We encourage you to speak with an expert at HealthCare Appraisers to discuss how we can help your organization.

[1] United States ex rel. Long v. Modernizing Med., Inc., Case No. 2:17-cv-179 (D. Vt.). We note that the filing of the complaint was done contemporaneously with the agreed-upon settlement agreement.
[2] Designated as the “Electronic Medical Assistant (EMA) [a] cloud-based EHR system. U.S. v. ModMed at 4.
[3] Id. (“To accomplish the goal of inducing ModMed to increase the flow of lab orders that its users sent to Miraca, the parties created an arrangement that (1) provided Miraca with exclusive access to [ModMed’s EHR product’s] laboratory interfaces that would drive ModMed users to Miraca, and (2) financially remunerated ModMed for referring and recommending Miraca to [ModMed’s EHR product’s] users.” at 16.

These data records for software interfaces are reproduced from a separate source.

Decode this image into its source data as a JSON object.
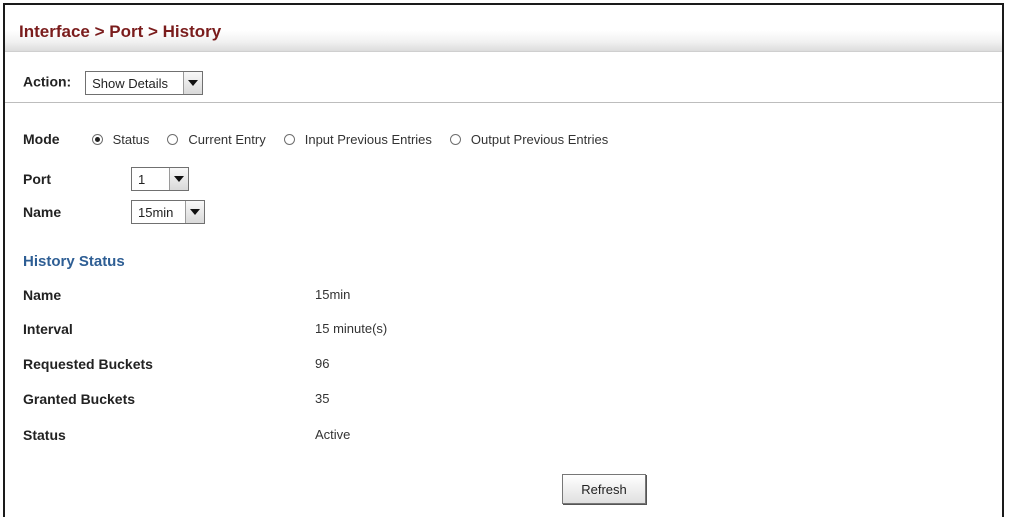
{
  "header": {
    "title": "Interface > Port > History"
  },
  "action": {
    "label": "Action:",
    "selected": "Show Details"
  },
  "form": {
    "mode_label": "Mode",
    "mode_options": [
      {
        "label": "Status",
        "selected": true
      },
      {
        "label": "Current Entry",
        "selected": false
      },
      {
        "label": "Input Previous Entries",
        "selected": false
      },
      {
        "label": "Output Previous Entries",
        "selected": false
      }
    ],
    "port_label": "Port",
    "port_value": "1",
    "name_label": "Name",
    "name_value": "15min"
  },
  "history_status": {
    "heading": "History Status",
    "rows": [
      {
        "key": "Name",
        "value": "15min"
      },
      {
        "key": "Interval",
        "value": "15 minute(s)"
      },
      {
        "key": "Requested Buckets",
        "value": "96"
      },
      {
        "key": "Granted Buckets",
        "value": "35"
      },
      {
        "key": "Status",
        "value": "Active"
      }
    ]
  },
  "buttons": {
    "refresh": "Refresh"
  }
}
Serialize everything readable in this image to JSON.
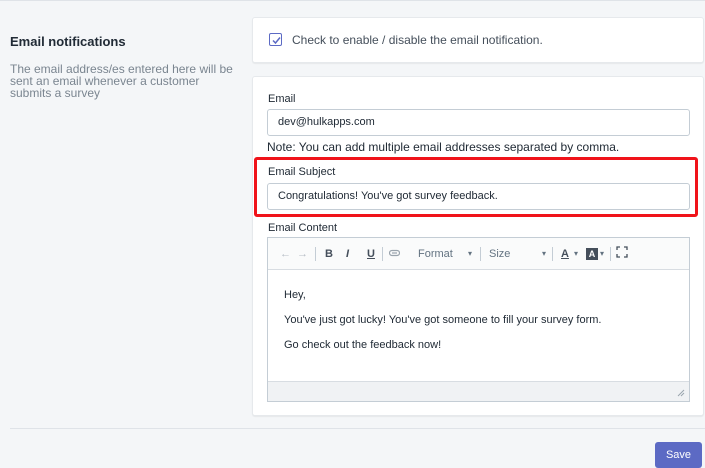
{
  "section": {
    "title": "Email notifications",
    "description": "The email address/es entered here will be sent an email whenever a customer submits a survey"
  },
  "toggle": {
    "checked": true,
    "label": "Check to enable / disable the email notification."
  },
  "email": {
    "label": "Email",
    "value": "dev@hulkapps.com",
    "note": "Note: You can add multiple email addresses separated by comma."
  },
  "subject": {
    "label": "Email Subject",
    "value": "Congratulations! You've got survey feedback."
  },
  "content": {
    "label": "Email Content",
    "toolbar": {
      "undo_icon": "undo-icon",
      "redo_icon": "redo-icon",
      "bold": "B",
      "italic": "I",
      "underline": "U",
      "link_icon": "link-icon",
      "format": "Format",
      "size": "Size",
      "text_color": "A",
      "bg_color": "A",
      "maximize_icon": "maximize-icon"
    },
    "lines": [
      "Hey,",
      "You've just got lucky! You've got someone to fill your survey form.",
      "Go check out the feedback now!"
    ]
  },
  "actions": {
    "save": "Save"
  },
  "colors": {
    "primary": "#5c6ac4",
    "highlight": "#f0131a"
  }
}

[4] During the alleged time period in which this misconduct occurred, the Centers for Medicare and Medicaid Services (“CMS”) had enacted limited exceptions to the Federal Stark and Anti-Kickback (“AKS”) statutes which permit, subject to a myriad of requirements, EHR donations so long as “neither the eligibility of a recipient for the items or services, nor the amount or nature of the items or services, is determined in a manner that directly takes into account the volume or value of referrals or other business generated between the parties.” 71 Fed. Reg. 45110 (Aug. 8, 2006) at 45136.
[5] The safe harbor set forth a limited exception by which pathology laboratories could donate up to 85% of the cost of an EHR system to physicians. U.S. v. ModMed at 12.
[6] See DOJ (Nov. 1, 2022) “Modernizing Medicine Agrees to Pay $45 Million to Resolve Allegations of Accepting and Paying Illegal Kickbacks and Caused False Claims” at
[7] United States and the State of Indiana ex rel. Thomas Fischer v. Community Health Network, Inc., et al. No. 1:14-cv-1215 (RLY-DKL) (S.D. Ind.). See also DOJ, Office of Public Affairs (Jan. 7, 2020) “United States Files False Claims Complaint Against Community Health Network”, available at (“[CHN] received referrals from [employed] physicians in violation of the Stark Law and submitted claims to Medicare knowing that the claims for those referred services were not eligible for payment.”)
[8] U.S. v. CHN. at 39. “In June of 2008, CHN and the cardiovascular specialists . . . began to shop for a valuation expert to review the proposed compensation rates for fair market value and reasonableness.”
[9] Id. at 46.
[10] Id. at 16 and 39 (after securing the services of a valuation firm to analyze compensation paid and payable to certain of its employed physicians, “CHN knowingly inflated the collections figures it provided to [the valuation firm] to induce a favorable opinion [and] provided [valuation firm] with falsely deflated compensation figures and did not disclose salary guarantees. CHN knew it was paying salaries that exceeded fair market value in violation of the Stark Law.”